Page Banner

United States Department of Agriculture

Agricultural Research Service

Title: Phytohormone regulation of cotton fiber development in vitro.

Authors
item Triplett, Barbara
item Kim, Hee Jin - UNIVERSITY OF NEW ORLEANS
item Hinchliffe, Doug
item Sze, Sing-Hoi - TEXAS A&M UNIVERSITY
item Thaxton, Peggy - DELTA RESEARCH & EXTENSIO
item Stelly, David - TEXAS A&M UNIVERSITY
item Cehn, Z. Jeffrey - UNIVERSITY OF TEXAS

Submitted to: Proceedings of Int'l Association of Plant Tissue Culture and Biotechnology
Publication Type: Proceedings
Publication Acceptance Date: June 15, 2006
Publication Date: August 13, 2006
Citation: Triplett, B.A., Kim, H., Hinchliffe, D.J., Sze, S., Thaxton, P., Stelly, D., Cehn, Z. 2007. Phytohormone regulation of cotton fiber development in vitro.. Proceedings of Int'l Association of Plant Tissue Culture and Biotechnology. 153-156.
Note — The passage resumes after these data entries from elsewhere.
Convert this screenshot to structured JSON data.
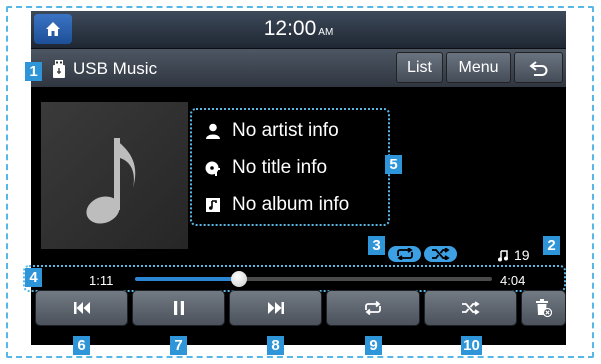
{
  "clock": {
    "time": "12:00",
    "ampm": "AM"
  },
  "header": {
    "title": "USB Music",
    "list_label": "List",
    "menu_label": "Menu"
  },
  "track_info": {
    "artist": "No artist info",
    "title": "No title info",
    "album": "No album info"
  },
  "playback": {
    "elapsed": "1:11",
    "total": "4:04",
    "progress_fraction": 0.29,
    "track_count": "19"
  },
  "callouts": [
    "1",
    "2",
    "3",
    "4",
    "5",
    "6",
    "7",
    "8",
    "9",
    "10"
  ],
  "colors": {
    "accent": "#2e95d8",
    "callout_outline": "#59b8e6",
    "progress_fill": "#2c86d4"
  },
  "icons": [
    "home-icon",
    "usb-icon",
    "back-icon",
    "artist-icon",
    "title-icon",
    "album-icon",
    "repeat-icon",
    "shuffle-icon",
    "note-icon",
    "previous-icon",
    "pause-icon",
    "next-icon",
    "delete-icon"
  ]
}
Interpretive Summary: Immature cotton seeds (ovules) can be dissected from cotton flowers and cultured on a defined liquid medium. When the medium contains the correct nutrients and plant hormones, cotton fibers will develop on the seed surface. Our team uses this culture system to investigate how cotton fibers begin their growth. Genes that are active are copied into a messenger ribonucleic acid (mRNA) or transcript. Using a sensitive method to monitor the transcripts of thousands of genes, we are comparing cultures containing two plant hormones with cultures that are missing these two growth regulators. This approach will identify specific genes that are critical for initiating fiber development. The preliminary experiments reported at this conference are encouraging that this experimental plan is revealing the most important genes in the process of fiber initiation. A second line of investigation using cotton ovule cultures is focused on determining the signals responsible for switching the fiber away from a growth pattern that causes the fiber to elongate and toward a pathway that stimulates the fiber wall to become thicker. Transcript abundance of the genes causing the increase in cell wall thickness was measured in cultures established under different plant hormone compositions. Two hormones stimulated the expression of the specific genes under investigation and a third hormone counter-acted this effect. Analysis of cotton ovule cultures using contemporary techniques in plant molecular biology offers the potential for uncovering fundamental aspects of plant growth and development that will also be useful for designing applied approaches for cotton improvement.

Technical Abstract: Our team is interested in the regulation of two time points in cotton fiber development: initiation of fiber growth from ovule epidermal cells and the transition from fiber elongation to secondary wall biogenesis. These two developmental phases determine key properties of fiber quality and yield. Cotton ovules, excised from ovaries prior to fertilization, will continue development in vitro under defined conditions when auxin and gibberellic acid are present. By transcript profiling with oligo-microarrays we have begun to identify genes that are differentially regulated in cultures established with auxin and gibberellin compared to cultures where the phytohormones are absent. This approach will identify essential targets for increasing fiber number per seed, an important component of yield. After initiating growth, seed trichomes (fibers) elongate for about 13 days in culture and then begin producing thick, cellulosic secondary cell walls. A distinct set of cellulose synthase or '-glucan synthase (CesA) genes are up-regulated during secondary wall biogenesis. We have investigated culture conditions for prematurely inducing CesA expression in vitro. Abscisic acid in combination with auxin is very effective in increasing transcript abundance of CesA genes as measured by quantitative, reverse transcription PCR. Gibberellic acid acts as an antagonist to abscisic acid activity in this assay. In silico analysis of cotton CesA promoters shows an abundance of phytohormone-responsive cis-acting elements. Analysis of cotton ovule cultures using contemporary techniques in plant molecular biology offers the potential for uncovering fundamental aspects of plant growth and development that will also be useful for designing applied approaches for cotton improvement.

Last Modified: 12/18/2014
Footer Content Back to Top of Page